Here's the summary:
If you can (with all that implies - time, resources, location, facilities), then a properly balanced diet composed of real food and fresh produce, consumed in healthy portions is not only good for you, but often cheaper (depends) and provides additional benefits such as satisfaction, taste, some small measure of exercise and activity in preparation and also an opportunity for socialising.
But all that is a governed by the mighty 'if'.
IF you have the time - not just to prepare but to eat it. IF you have the resources. IF you are in a location where preparing - or even bringing - fresh food is possible. IF you have the know-how (some people are really bad at cooking). IF you have the knowledge to choose a properly balanced and healthy diet and the will-power to do so. IF you are in a location and situation where you could and and want to socialise during meals.
The simple truth is that, whatever the reason, vast numbers of people are not in a position to do this, at least not for three meals a day, seven days a week. And the reality is that those meals that don't qualify are often either skipped or end up being less than healthy.
You decades, meal replacements have been utterly woeful - being aimed either at helping people lose weight or to supplement a poor nutritional intake. Anyone who has been on one for any length of time will attest that the result is often less energy. A replacement designed, from the ground up, to be a full, every meal of you life diet is needed, not so people can actually live on it, but so that those people who do, for whatever period and for whatever reason, decide to use it as a meal replacement, are getting something that is not deficient, nutritionally, when compared with 'real' food.
If people can't see value in that then they need not ever use it.

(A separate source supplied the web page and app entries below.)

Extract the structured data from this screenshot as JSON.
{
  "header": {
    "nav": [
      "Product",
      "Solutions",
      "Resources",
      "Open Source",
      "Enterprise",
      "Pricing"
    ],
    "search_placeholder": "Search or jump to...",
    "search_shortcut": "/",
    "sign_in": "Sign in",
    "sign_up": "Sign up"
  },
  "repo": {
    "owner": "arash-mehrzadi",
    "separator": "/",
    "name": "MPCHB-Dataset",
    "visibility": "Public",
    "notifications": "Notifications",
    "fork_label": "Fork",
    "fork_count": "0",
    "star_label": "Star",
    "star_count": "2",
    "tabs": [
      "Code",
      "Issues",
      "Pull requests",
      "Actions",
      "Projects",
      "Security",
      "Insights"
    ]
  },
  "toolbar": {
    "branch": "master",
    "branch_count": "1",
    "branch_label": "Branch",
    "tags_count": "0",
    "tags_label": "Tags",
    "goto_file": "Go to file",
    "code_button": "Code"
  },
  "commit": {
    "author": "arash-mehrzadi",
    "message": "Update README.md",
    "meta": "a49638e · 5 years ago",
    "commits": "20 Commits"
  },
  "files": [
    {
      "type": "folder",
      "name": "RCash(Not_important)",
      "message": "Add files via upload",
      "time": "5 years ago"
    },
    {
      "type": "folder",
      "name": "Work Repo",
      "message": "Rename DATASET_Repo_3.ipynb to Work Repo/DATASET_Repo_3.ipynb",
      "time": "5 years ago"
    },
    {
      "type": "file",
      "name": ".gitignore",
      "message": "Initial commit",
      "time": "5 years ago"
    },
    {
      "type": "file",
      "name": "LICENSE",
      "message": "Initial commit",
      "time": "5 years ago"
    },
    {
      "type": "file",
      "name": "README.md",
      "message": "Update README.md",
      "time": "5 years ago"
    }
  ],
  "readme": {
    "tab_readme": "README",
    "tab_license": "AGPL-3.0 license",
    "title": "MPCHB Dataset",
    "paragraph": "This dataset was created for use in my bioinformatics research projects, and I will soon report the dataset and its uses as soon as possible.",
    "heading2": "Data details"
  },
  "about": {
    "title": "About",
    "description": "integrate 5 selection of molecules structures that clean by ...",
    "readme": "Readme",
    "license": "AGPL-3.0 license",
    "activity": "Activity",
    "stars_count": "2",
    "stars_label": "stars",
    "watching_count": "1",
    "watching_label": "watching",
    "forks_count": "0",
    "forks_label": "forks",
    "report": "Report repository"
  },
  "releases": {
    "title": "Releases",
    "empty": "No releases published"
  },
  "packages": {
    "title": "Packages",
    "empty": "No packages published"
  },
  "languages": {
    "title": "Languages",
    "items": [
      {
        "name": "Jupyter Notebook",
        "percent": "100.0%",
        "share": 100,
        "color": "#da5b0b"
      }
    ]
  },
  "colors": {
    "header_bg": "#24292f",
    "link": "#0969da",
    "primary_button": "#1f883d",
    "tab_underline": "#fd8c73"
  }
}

And certainly, anyone who worries that such options will cause the human race to become anti-social and devolve into pre-human savages can rest easy. Well, at least they can stop blaming meal replacements because if someone who otherwise could have nice social meals of healthy food in properly balanced portions chooses to eschew that so they can live alone, shunning all human contact, you can be sure that the reason is not the availability of this meal-replacement or its cousins. A person so inclined will do that anyway, it's just that most will resort to less-optimal diets and so put a strain on the health system later in life with all the problems that come with poor nutrition.
And, while I'm at it, plenty of people where I work (and sometimes myself) go to the gym in a group during their lunch break and then scoff a shake afterwards, spending next-to-no time actually ingesting any nutrition. I can vouch that there is a lot of socialising and that the result is a good work-out, a de-stress from the morning's work and a healthier body. We have a laugh and there is a lot of 'bonding' and good-natured ribbing along with mutual encouragement and genuine celebration of each others' goals - all the better to spur ourselves to do better.
I'll also mention that 'shakes' - on the train from work no less - has allowed me to meet up with friend for our indoor cricket matches that I would never be able to make, had I gone home and had a nice social meal with my partner first.
So don't discount the idea that taking drastically less time for a meal somehow automatically means that one is missing out of important social, emotional and health benefits.